In Hanoi, try the local fish dish cha ca, and in Hue, enjoy the country’s famed imperial cuisine. There are also many places serving cuisines from around the world, particularly in the cities. Travelers should be aware that eating raw, cold food has a higher risk of stomach upset than cooked dishes. Tap water should be avoided, however bottled water is readily available and provided free in most hotel rooms.

Tipping is often confusing for the traveler. Your local guides and drivers are professional, conscientious, and are most thankful for your acknowledgment. When traveling, tipping has now been adopted as a general practice in Vietnam. You are advised to give some tips for the excellent services.

Shopping is always a part of the travel experience. Vietnam is known as bargain shopper’s paradise, offering a marvelous selection of arts and crafts such as jade, silk, rugs, cloisonne, ceramics, antiques, paintings, furniture and more. Purchasing an item in the area where it is “noted for” has proven to be the best value. Your local guides will be glad to assist you with detailed shopping information.
It is wise to use credit cards for large purchases. Retain all receipts. Purchase insurance for items that you have shipped. A supply of small bills is very handy when shopping with street vendors. Always keep in mind that a purchase is between the buyer and the seller. Viet Holiday Travel is not involved in and is not responsible for any purchases you make during your tour, whether that merchant is part of the scheduled itinerary or not.

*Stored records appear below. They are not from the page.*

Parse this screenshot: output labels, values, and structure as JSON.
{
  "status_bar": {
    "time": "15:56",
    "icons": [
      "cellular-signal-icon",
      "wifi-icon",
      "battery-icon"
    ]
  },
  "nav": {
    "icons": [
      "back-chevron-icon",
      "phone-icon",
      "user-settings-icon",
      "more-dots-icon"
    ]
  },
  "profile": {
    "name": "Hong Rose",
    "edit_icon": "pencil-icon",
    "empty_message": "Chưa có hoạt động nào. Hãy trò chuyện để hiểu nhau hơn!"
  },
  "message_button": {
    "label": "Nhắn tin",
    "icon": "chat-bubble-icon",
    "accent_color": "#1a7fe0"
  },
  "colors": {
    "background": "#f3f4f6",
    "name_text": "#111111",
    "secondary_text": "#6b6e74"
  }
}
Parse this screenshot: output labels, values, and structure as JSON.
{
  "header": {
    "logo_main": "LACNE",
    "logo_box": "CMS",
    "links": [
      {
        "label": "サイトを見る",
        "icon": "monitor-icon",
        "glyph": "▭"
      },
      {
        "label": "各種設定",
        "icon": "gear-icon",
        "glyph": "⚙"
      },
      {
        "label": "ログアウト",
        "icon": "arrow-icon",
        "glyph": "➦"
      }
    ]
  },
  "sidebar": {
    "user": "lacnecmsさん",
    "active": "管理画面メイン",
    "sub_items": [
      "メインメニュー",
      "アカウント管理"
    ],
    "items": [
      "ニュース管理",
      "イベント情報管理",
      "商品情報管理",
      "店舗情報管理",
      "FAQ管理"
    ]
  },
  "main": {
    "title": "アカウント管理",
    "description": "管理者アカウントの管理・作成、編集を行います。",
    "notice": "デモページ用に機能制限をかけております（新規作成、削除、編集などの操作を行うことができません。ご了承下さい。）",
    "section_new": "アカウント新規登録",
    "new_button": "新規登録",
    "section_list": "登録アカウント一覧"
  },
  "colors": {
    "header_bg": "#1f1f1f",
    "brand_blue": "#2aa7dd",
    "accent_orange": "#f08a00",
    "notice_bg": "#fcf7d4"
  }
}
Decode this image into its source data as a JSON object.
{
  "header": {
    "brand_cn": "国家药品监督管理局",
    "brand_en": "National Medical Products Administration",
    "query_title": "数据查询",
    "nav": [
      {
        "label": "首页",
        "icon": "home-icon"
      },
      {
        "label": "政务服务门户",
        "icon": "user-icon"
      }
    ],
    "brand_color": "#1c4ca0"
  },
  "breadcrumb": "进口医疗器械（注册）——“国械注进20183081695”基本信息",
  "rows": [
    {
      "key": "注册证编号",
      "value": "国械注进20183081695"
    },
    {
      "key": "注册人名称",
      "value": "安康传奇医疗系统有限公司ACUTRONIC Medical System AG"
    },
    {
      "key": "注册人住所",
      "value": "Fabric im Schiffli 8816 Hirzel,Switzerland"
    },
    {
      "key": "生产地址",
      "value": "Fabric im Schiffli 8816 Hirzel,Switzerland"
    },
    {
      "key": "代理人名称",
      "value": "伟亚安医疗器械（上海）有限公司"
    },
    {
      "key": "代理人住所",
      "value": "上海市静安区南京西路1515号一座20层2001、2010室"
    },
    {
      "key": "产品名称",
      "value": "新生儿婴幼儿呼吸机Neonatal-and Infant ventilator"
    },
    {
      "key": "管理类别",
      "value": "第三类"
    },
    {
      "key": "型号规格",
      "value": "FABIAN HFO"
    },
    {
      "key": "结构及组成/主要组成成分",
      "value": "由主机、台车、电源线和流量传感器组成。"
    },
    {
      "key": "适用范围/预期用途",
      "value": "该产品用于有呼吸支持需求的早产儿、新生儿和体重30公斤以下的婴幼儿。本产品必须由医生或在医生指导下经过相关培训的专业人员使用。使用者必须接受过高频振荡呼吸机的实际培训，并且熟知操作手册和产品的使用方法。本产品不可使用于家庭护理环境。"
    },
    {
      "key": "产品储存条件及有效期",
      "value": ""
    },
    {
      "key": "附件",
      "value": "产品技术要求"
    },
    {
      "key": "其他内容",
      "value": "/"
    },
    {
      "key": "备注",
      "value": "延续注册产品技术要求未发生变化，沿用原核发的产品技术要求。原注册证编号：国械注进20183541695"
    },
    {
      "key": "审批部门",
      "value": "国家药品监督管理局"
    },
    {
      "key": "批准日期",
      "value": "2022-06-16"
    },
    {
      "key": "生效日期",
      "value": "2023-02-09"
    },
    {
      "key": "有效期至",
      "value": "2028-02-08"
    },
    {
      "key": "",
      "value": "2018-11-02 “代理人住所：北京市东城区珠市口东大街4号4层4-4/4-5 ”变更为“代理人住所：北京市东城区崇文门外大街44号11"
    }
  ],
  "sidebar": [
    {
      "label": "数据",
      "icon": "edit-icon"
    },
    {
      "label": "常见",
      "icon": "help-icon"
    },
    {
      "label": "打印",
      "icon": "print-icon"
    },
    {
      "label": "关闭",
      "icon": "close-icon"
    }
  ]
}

We do not recommend you purchase medicines or medicinal herbs unless prescribed by your own physician. Even in Vietnam there are no miracle cures.